EXERCISE DETAILS ▸
Copy out each line of the material that includes the word "Azure".

PROVIDED RECORDS ▸
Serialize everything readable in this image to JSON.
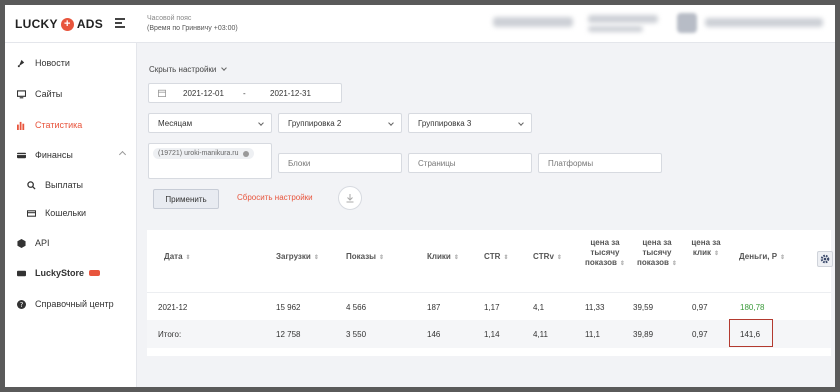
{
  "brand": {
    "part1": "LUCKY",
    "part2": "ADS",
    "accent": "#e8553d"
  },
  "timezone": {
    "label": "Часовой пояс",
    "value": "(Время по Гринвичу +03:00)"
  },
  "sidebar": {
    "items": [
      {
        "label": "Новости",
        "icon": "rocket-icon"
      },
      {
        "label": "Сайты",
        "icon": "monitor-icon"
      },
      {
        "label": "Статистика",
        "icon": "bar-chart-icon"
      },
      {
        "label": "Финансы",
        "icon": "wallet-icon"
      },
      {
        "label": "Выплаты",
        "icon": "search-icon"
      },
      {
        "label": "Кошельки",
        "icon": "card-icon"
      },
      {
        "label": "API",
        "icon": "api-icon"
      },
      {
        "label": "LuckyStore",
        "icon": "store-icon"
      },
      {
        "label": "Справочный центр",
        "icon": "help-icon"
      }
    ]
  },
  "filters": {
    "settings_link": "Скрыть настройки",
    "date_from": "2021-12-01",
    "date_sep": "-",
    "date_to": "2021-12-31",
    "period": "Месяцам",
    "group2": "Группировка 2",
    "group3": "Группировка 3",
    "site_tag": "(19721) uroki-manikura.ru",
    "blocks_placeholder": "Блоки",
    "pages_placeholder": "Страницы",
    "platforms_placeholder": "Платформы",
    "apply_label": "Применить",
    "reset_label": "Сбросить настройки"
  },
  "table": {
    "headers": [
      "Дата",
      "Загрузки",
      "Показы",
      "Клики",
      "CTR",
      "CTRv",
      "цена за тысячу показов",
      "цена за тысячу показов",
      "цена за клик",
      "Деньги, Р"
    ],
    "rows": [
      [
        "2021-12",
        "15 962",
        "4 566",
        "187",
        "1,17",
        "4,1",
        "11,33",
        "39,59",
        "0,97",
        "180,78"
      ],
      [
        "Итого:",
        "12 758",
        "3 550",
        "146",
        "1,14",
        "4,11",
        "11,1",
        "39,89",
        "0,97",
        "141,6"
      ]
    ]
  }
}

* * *

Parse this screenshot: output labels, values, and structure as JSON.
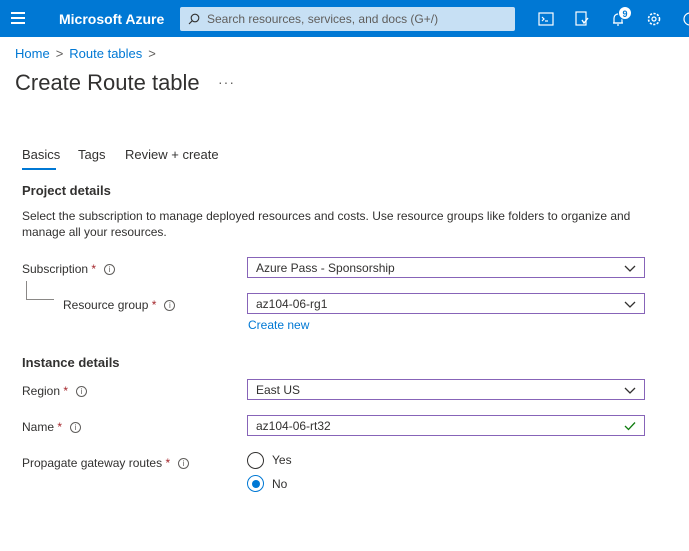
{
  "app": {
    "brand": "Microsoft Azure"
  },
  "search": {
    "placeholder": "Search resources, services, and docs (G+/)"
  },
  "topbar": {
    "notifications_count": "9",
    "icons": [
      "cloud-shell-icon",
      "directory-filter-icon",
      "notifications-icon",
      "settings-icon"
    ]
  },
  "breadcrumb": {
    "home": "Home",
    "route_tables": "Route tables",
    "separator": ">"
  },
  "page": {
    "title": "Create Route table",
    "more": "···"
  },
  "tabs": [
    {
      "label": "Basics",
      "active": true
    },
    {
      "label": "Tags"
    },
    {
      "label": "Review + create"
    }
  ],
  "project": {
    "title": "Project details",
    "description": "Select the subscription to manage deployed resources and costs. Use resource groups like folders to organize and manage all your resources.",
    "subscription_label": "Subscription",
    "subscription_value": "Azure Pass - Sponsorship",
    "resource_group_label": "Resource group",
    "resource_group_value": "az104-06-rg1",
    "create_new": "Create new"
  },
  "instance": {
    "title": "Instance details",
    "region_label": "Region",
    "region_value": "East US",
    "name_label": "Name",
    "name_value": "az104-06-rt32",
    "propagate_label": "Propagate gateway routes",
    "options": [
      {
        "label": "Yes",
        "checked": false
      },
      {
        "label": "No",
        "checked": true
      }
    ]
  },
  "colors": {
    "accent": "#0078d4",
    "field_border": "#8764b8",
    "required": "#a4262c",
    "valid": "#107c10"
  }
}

SOLUTION TO THIS TASK ▸
    "brand": "Microsoft Azure"
    "subscription_value": "Azure Pass - Sponsorship",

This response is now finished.